A Radiohead concert t-shirt from the one and only time I got to see them.

A pile of Gap jeans from between my two pregnancies.  When I found the exact fit that worked for me, I bought a pair in every wash available.  They're too tight now, but I'll hang on to them a little longer with a time limit.  If I don't wear them by the end of this year, they have to go!

And this little fashion trend I forgot happened...stirrup jeggings!  Don't laugh.  How else do you tuck your jeans into your boots without them bunching at the knee?  They stay! 

One more thing.  I had a wool J. Crew snowflake sweater I got for Christmas (about 20 years ago).  It was beautiful and cozy and I loved it so much.  Then I lost some weight (about 12 years ago) and was swimming in it, and decided not to keep it.  I'm not saying I regretted donating it.  I definitely wasn't wearing it and if someone else bought it and loved it, then that's great.  But I often thought about that sweater over the years, and I'd look through the J. Crew catalog to see if they were still selling anything similar.  Finally, last winter, it occurred to me to look for it on eBay in case someone had an old one.  Sure enough, I found it, in a different color, for around $25.  It's just as warm and soft as I remembered, and I'm wearing it frequently.  Obviously it was a very well-made sweater because it's 20 years old and looks great!
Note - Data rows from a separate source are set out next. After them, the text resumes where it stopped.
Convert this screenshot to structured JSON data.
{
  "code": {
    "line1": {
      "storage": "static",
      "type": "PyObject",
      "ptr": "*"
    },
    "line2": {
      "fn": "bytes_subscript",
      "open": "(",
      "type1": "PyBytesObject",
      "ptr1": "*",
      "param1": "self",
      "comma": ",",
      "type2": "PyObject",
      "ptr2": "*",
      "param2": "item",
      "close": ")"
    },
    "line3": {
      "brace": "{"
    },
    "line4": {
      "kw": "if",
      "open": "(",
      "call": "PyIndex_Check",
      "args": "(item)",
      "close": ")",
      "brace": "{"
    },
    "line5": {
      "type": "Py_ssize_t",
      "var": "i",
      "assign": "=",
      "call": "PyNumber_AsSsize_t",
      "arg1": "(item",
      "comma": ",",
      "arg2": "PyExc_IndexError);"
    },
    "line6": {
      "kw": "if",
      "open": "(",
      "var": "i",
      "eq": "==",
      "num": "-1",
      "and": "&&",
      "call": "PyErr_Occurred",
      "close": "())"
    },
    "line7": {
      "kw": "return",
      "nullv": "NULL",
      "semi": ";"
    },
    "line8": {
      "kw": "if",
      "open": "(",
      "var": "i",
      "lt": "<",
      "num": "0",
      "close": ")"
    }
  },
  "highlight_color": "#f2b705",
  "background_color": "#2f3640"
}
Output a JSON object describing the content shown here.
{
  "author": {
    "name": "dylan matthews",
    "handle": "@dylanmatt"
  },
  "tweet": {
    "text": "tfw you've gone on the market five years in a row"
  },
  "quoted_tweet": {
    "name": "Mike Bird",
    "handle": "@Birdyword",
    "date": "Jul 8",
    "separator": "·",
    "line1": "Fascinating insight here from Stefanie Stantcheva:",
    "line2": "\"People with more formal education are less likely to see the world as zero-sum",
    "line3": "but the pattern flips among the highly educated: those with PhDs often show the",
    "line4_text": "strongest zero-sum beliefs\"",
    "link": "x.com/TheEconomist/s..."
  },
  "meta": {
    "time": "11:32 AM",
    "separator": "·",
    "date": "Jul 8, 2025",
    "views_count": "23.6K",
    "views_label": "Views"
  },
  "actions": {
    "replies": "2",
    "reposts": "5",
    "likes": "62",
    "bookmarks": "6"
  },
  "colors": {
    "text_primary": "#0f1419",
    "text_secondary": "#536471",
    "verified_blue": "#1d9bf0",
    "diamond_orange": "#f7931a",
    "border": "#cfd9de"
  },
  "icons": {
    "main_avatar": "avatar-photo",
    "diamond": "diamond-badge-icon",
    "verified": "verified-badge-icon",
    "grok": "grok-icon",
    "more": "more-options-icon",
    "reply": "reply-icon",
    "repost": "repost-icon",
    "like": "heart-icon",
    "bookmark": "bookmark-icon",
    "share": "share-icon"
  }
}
My point is that I'm learning not to overthink donating stuff because there will always be more stuff. Almost nothing is one-of-a-kind or irreplaceable these days.  We live in a world where we can track down what we want and have it delivered to our doorsteps, so why hang on to what we don't use and care about?  And what's the point of stockpiling our possessions if they get in the way of living healthy, happy lives?

So, yes, I love to shop, and I'm always bringing home new "treasures", but I have to make sure they don't add to the accumulation in our house.  I've had Elsa singing "Let It Go, Let It Go" in my head the entire time I've been writing this, which could be my anthem for 2015, no matter how cliche that sounds.  I'm going to take that earworm and tackle some more storage bins today.  I've got things packed away in the basement I haven't set eyes on in a year, and I'm betting I can get rid of some of them, too.

I'm wishing you all a very Happy New Year.  Thank you for reading!